“I think many now agree that the hallowed principle of ‘journalistic balance’ is problematic when it comes to science and no one has made that point more than me. But I also think we have to be careful about where lines are drawn. Reporting climate change or GM crops as if there is a 50/50 split in science is misleading, inaccurate and poor journalism. But that does not mean that media debates about these controversies should be monopolised by scientists to the exclusion of other voices. I have agreed to chair this debate because I genuinely sit somewhere in the middle and think this panel guarantees a thoughtful, grown up discussion between speakers who care passionately about getting this right.”
Fox’s claim that she sits ‘somewhere in the middle’ is unconvincing. Notice that the SMC did not canvass anyone who welcomed the report, whether they agreed with it or not, as a contribution to the debate. Instead, the SMC’s correspondents belittled it. The SMC trades on the view that ‘science’ produces single answers to simple questions, whereas in reality, science — especially climate science — is a messy process, which investigates poorly understood, and even less clearly defined problems. (If it were otherwise, there would be no need for science). Being ‘half way’ on the question about the appropriate balance of opinion (yes, opinion) in the media is not ‘half way’ between censorship and editorial freedom. The idea that one can be half way on such a question is almost as absurd as the idea that Bob Ward can contribute to a ‘a thoughtful, grown up discussion’, much less guarantee one.
The SMC has not challenged Ward’s particular form of emphasis on the science — and it couldn’t. And it has not challenged the nonsense emerging from environmental psychology, such as that coming from Cardiff University (about which more follows) and Stephan Lewandowsky. It has not challenged the tone or the content of the UK’s Chief Scientific Advisers’ comments on climate change, nor the Royal Society’s presidents, even where they have been entirely unscientific. And it couldn’t. What use is science to society, if its advocates are not brave enough to point out the nonsense that is produced in the name of the scientific consensus?
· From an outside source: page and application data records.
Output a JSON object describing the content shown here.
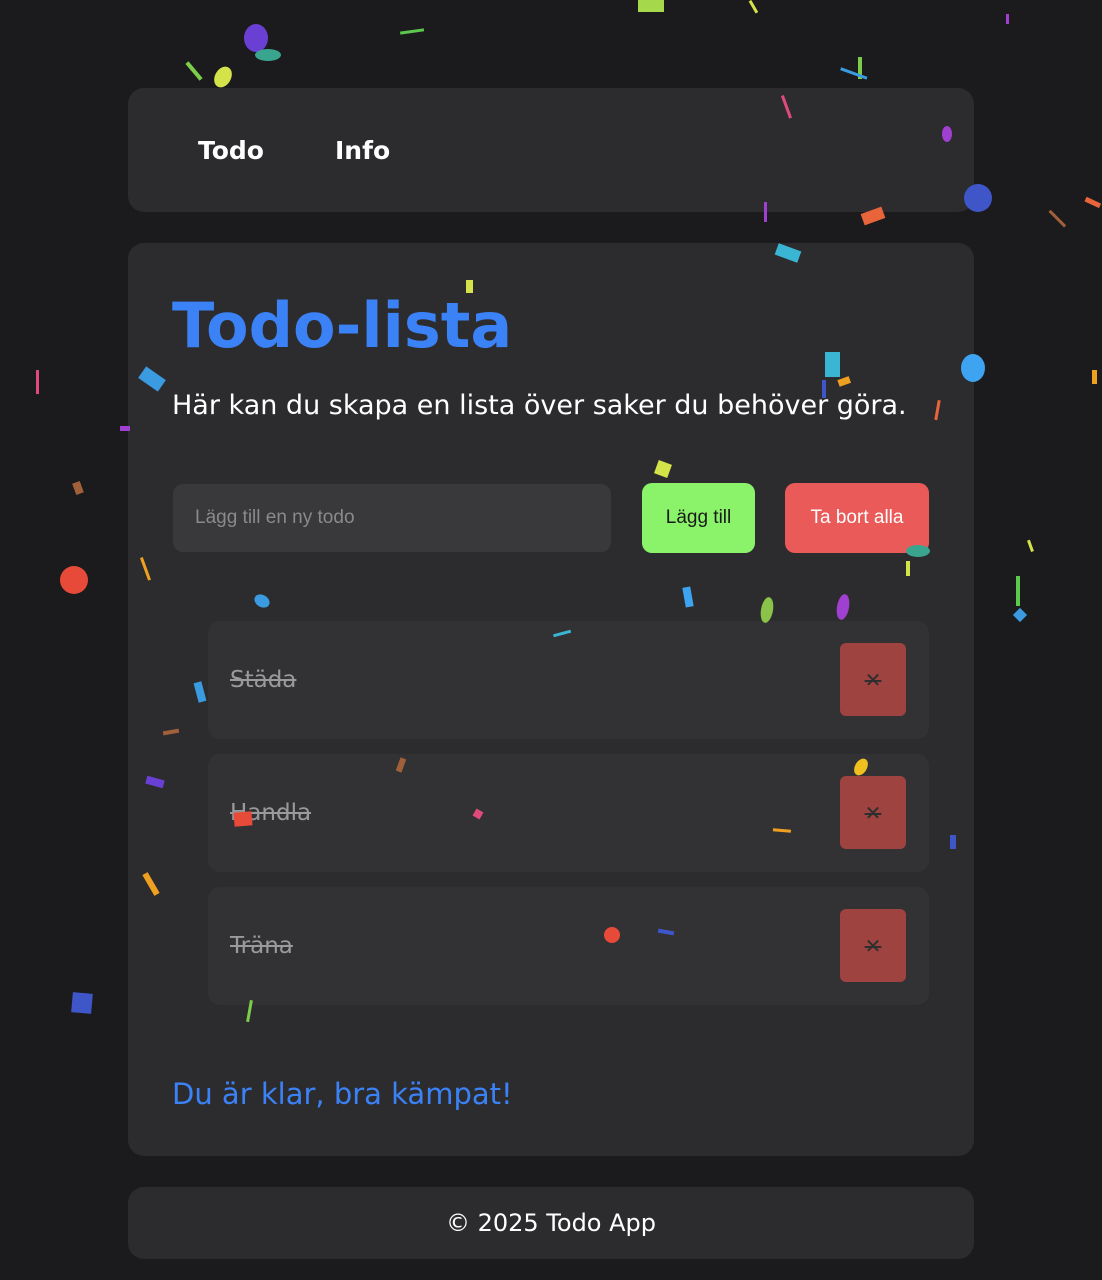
{
  "nav": {
    "items": [
      "Todo",
      "Info"
    ]
  },
  "main": {
    "title": "Todo-lista",
    "subtitle": "Här kan du skapa en lista över saker du behöver göra.",
    "input_placeholder": "Lägg till en ny todo",
    "input_value": "",
    "add_label": "Lägg till",
    "clear_label": "Ta bort alla",
    "todos": [
      {
        "text": "Städa",
        "completed": true,
        "delete_icon": "✕"
      },
      {
        "text": "Handla",
        "completed": true,
        "delete_icon": "✕"
      },
      {
        "text": "Träna",
        "completed": true,
        "delete_icon": "✕"
      }
    ],
    "done_message": "Du är klar, bra kämpat!"
  },
  "footer": {
    "text": "© 2025 Todo App"
  },
  "colors": {
    "accent": "#3b82f6",
    "add_button": "#8af36a",
    "clear_button": "#e95a58",
    "delete_button": "#9f4341"
  }
}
Ward now represents an extreme position in the climate debate, which, it seems clear, organisations and individuals will want to move away from in the near future. But for now, the division that Ward wants to maintain between the orthodox position and its critics is sustained, not by clearly articulated scientific dispute, but by a single, entrenched — although perhaps unconscious — political perspective. It emerges under Foster’s attempt to define the scientific disagreement, and it is perpetuated by SMC’s attempt to control the narrative in the wider sphere. The SMC’s emphasis on ‘expert opinion’, reflects the ‘values’ recently evinced by Lewandowsky, that debate about the climate and criticism of his own work is valid only when ‘addressed through proper channels’ — it ‘should take place in the scientific literature’. Lewandowsky is a demonstration of the academy’s failure, and the SMC a demonstration of the need for climate scepticism, right or wrong.